One of Australia’s leading salad producers says it has had “exceptional” growth across its produce range, especially since the introduction of new technology.
Bulmer Farms has been using a state-of-the-art wash line and dry tunnel from the Netherlands for the past three and a half years, and along with other efficiencies, has seen massive growth – as much as 600 per cent on some lines as a result.
“The ability to grow a good crop is something that we always had,” Chief Executive Officer, Andrew Bulmer said. “Harvest is also something that we improved on with a machine that we bought from the United States, and then the introduction of this new wash line, which is as good as any processor in the country. We were the first producers to step into the new Sormac wash line and drying tunnel space in the country. That has given us the ability to remove more foreign bodies in the process and get the moisture content on the product down to a dryer content matter, which extends the shelf life and the customers love the consistency.”

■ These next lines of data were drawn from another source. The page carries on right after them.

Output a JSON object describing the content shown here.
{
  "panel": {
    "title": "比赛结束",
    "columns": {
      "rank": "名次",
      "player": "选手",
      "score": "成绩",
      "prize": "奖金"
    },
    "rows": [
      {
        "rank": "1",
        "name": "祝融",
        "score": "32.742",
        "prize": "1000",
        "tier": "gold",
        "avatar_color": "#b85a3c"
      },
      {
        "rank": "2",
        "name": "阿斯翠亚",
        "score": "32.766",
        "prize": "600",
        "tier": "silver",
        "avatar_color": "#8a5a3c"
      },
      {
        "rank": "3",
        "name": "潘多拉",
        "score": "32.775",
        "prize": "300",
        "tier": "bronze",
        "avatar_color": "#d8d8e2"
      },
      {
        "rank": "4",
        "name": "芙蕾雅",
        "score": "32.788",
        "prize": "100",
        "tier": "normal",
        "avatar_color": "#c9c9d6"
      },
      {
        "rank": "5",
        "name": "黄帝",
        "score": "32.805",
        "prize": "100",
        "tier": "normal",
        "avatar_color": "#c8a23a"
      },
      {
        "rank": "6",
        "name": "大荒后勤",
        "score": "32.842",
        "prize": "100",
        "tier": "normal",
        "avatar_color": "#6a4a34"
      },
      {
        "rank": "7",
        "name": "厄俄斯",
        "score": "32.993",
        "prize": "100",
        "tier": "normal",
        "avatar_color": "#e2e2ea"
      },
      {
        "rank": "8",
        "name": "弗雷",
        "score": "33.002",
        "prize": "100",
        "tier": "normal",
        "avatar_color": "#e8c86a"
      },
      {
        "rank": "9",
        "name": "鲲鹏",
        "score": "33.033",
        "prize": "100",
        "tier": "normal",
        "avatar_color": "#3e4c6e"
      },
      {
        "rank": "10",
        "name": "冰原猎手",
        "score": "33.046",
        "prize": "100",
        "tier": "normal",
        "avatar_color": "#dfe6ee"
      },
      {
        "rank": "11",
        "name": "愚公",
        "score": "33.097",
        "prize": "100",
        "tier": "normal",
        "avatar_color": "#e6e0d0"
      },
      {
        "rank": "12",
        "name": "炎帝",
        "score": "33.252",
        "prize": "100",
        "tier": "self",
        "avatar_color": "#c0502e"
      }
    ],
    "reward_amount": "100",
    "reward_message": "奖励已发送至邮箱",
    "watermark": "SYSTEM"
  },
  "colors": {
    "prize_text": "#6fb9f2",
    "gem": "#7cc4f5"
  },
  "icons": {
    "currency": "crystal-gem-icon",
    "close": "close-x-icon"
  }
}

The company is among the top five salad producers in Australia, with baby spinach forming the majority of production (around 50 per cent of the business), with 60 tonnes of produce harvested each week. The company also makes up 20 per cent of McDonalds lettuce supply nationally, and grows 100,000 bunches of baby broccoli. He adds that 30 tonnes of salad mix are washed and bagged each week. But production has not been without its challenges in recent months.
“We managed quite well until Christmas time,” Mr Bulmer said. “We had a reasonable season until then. Looking back over the past two years, with the drought cycle, we have had rains in November, and we got that again, which saved us until January, when water restrictions came back on again. January onwards it has been hard.”
He adds the company’s experienced irrigation staff have been working hard to keep the water up to the plants.
“We have got a committed group of irrigators within this business that have been running bores for 20 hours a day,” Mr Bulmer said. “We have got people running around day and night, to maintain crops at the moment. We have had a reasonable season. It has been difficult.”
From a Lindenow region perspective, growers have forged a good reputation to supply to the major processors around the country; supermarkets, every major domestic market across Australia and export as well. Mr Bulmer says it is important that this reputation is not tarnished.
“That reputational risk is important to Gippsland as a whole, as a growing region,” he said. “We want people to have the confidence that they are going to get the supply out of here whenever they need it.”
Over the past seven years, the company has experienced double digit growth in the pre-packed salad space year on year, but Mr Bulmer says there is major potential to further increase consumption.
“When you look at more developed western countries, for example the United Kingdom, the average time a household would purchase a bagged salad is around 14 times a year, while in Australia we hover around the 8-9 times,” he said. “When you look at the weather conditions, it is more favourable to eat salad in Australia than the UK. The problem we have got is the volatility in the weather here that makes it harder to produce a more consistent product year-round. That said, if we can get a handle on plant varieties that are more robust, the opportunity for continued growth is huge.”
Bulmer Farms has been supplying 10 countries in South East Asia, but the main focus for Mr Bulmer is on increasing consumption in the domestic market, which accounts for 98 per cent of the Australian salad industry.
“(Export) requires really strong relationships on the ground. It is something that you are not going to get rich out of it,” he said. “It is something that you need to put 3-4 years in to build the relationships and trust, and make sure you get your money back out. The opportunity is still there, but it requires a collaborative approach and the ones that I have seen work best is the ones which have someone in those countries that you intimately trust that can drive your brand in the marketplace.”